A critter, to railfans, is a small locomotive, which can be either narrow or standard gauge, but more importantly must be quite tiny indeed. A critter would never pull something that could properly be called a train; a few cars, no more than half a dozen, would probably be its limit. A critter would rarely be hauling anything from place to place; the critter's domain was and is generally in one place, a rail yard or industrial plant, pottering around moving cars from building to building or making up and breaking down trains that arrive and depart under the control of larger power.
Critters are switchers in US parlance, or shunters in British, but there are switchers that are not critters. Switchers can, after all, be quite large; there were and are switcher designs that are larger than smaller road locomotives. It would be rare to call a locomotive of over 100 tons a critter, and generally they're a lot smaller.

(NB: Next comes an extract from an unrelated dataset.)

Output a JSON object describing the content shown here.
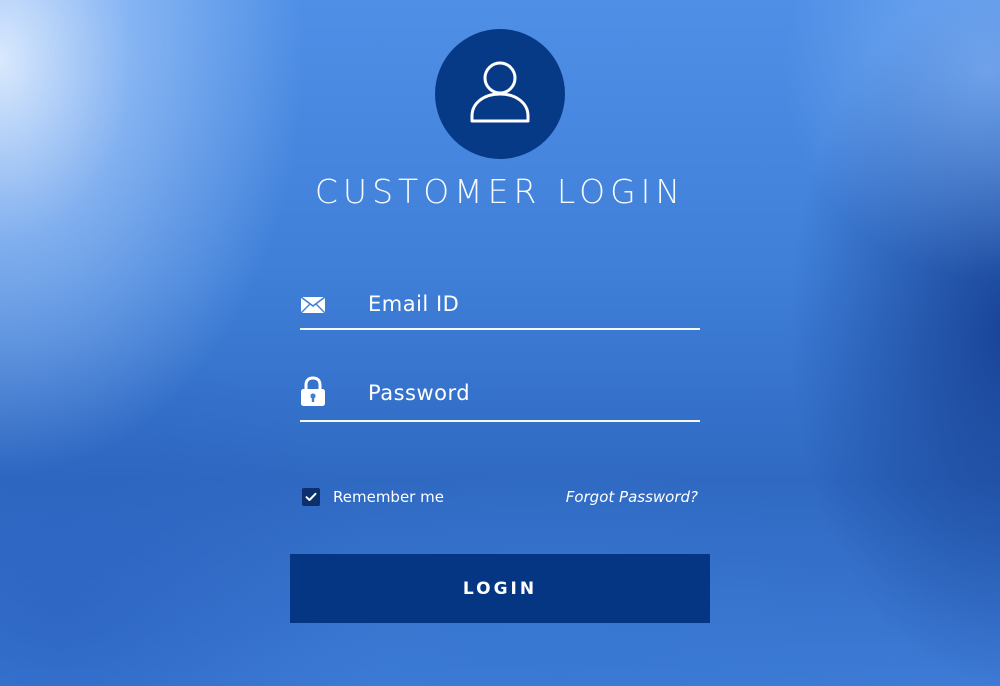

Few of these locomotives were ever owned by real railroads -- the vast majority belonged (and in much smaller numbers still do) to industrial operations. Railroads might sometimes own one or two for use in very confined spaces, dockside lines or street railroads in industrial areas.
As originally conceived, the word was applied only to internal combustion engined industrial switchers -- gasoline or diesel powered -- but many would also count similarly diminutive electric or steam locomotives.